Streams in the Desert – June 24
- 202224 Jun
This is what the Lord says, the Holy One of Israel, the one who formed him, concerning things to come: “How dare you question me about my children! How dare you tell me what to do with the work of my own hands! (Isa 45:11)
Our Lord spoke in this tone when He said, “Father, I will.” Joshua used it when, in the supreme moment of triumph, he lifted up his spear toward the setting sun, and cried, “Sun, stand thou still!”
Elijah used it when he shut the heavens for three years and six months, and again opened them.
Luther used it when, kneeling by the dying Melanchthon, he forbade death to take his prey.
It is a marvelous relationship into which God bids us enter. We are familiar with words like those which follow in this paragraph: “I, even my hands, have stretched out the heavens, and all their host have I commanded.” But that God should invite us to command Him, this is a change in relationship which is altogether startling!
What a difference there is between this attitude and the hesitating, halting, unbelieving prayers to which we are accustomed, and which by their perpetual repetition lose edge and point!
How often during His earthly life did Jesus put men into a position to command Him! When entering Jericho, He stood still, and said to the blind beggars:
“What will ye that I shall do unto you?” It was as though He said, “I am yours to command.”
Can we ever forget how He yielded to the Syrophenician woman the key to His resources and told her to help herself even as she would?
What mortal mind can realize the full significance of the position to which our God lovingly raises His little children?

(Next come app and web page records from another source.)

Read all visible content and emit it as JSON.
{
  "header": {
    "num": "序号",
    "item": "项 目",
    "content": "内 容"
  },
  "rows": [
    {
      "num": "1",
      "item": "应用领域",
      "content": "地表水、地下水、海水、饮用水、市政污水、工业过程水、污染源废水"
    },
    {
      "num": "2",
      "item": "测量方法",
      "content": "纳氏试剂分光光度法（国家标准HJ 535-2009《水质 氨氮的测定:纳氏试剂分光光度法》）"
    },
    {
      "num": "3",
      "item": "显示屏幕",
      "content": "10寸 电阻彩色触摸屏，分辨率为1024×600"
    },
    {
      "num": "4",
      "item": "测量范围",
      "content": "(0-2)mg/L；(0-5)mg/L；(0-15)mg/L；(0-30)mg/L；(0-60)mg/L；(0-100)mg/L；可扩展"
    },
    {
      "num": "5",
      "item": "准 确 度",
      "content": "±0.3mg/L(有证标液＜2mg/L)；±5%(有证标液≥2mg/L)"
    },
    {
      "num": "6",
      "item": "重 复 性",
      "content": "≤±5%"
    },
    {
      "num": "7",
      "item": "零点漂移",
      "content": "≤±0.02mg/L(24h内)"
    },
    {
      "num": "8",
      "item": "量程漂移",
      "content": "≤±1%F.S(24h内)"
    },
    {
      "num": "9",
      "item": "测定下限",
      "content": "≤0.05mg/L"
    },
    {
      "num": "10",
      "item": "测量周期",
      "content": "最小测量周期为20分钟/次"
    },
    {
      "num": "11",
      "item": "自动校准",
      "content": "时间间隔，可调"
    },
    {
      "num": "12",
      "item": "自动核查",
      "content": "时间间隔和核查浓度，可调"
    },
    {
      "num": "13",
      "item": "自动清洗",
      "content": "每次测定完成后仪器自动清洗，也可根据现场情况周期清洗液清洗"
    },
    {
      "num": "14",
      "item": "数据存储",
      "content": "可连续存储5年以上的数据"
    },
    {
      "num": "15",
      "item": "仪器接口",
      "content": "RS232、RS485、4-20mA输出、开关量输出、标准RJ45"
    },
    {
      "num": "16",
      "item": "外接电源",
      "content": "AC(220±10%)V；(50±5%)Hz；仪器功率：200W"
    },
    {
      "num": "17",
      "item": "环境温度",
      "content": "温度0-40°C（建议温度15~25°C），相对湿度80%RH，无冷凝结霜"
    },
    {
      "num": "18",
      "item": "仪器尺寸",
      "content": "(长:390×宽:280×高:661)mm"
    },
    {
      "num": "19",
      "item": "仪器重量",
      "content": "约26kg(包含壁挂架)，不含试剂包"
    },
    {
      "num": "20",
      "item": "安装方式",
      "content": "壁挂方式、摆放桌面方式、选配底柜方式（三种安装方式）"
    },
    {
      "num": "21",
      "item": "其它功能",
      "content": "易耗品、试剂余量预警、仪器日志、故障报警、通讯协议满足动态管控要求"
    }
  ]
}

He seems to say, “All my resources are at your command.” “Whatsoever ye shall ask in my name, that will I do.”
—F. B. Meyer
The desire of the soul in spiritual darkness
“With my soul have I desired thee in the night.” Isaiah 26:9
Suggested Further Reading: Psalm 42
There are times when all the saints can do is to desire. We have a vast number of evidences of piety: some are practical, some are experimental, some are doctrinal; and the more evidences a man has of his piety the better, of course. We like a number of signatures, to make a deed more valid, if possible. We like to invest property in a great number of trustees, in order that it may be all the safer; and so we love to have many evidences. Many witnesses will carry our case in the courts better than a few: and so it is well to have many witnesses to testify to our piety. But there are seasons when a Christian cannot get any. He can get scarcely one witness to come and attest his godliness. He asks for good works to come and speak for him. But there will be such a cloud of darkness about him, and his good works will appear so black that he will not dare to think of their evidences. He will say, “True, I hope this is the right fruit; I hope I have served God; but I dare not plead these works as evidences.” He will have lost assurance, and with it his enjoyment of communion with God. “I have had that fellowship with him,” perhaps he will say, and he will summon that communion to come and be in evidence. But he has forgotten it, and it does not come, and Satan whispers it is a fancy, and the poor evidence of communion has its mouth gagged, so that it cannot speak. But there is one witness that very seldom is gagged, and one that I trust the people of God can always apply, even in the night: and that is, “I have desired thee—I have desired thee in the night.”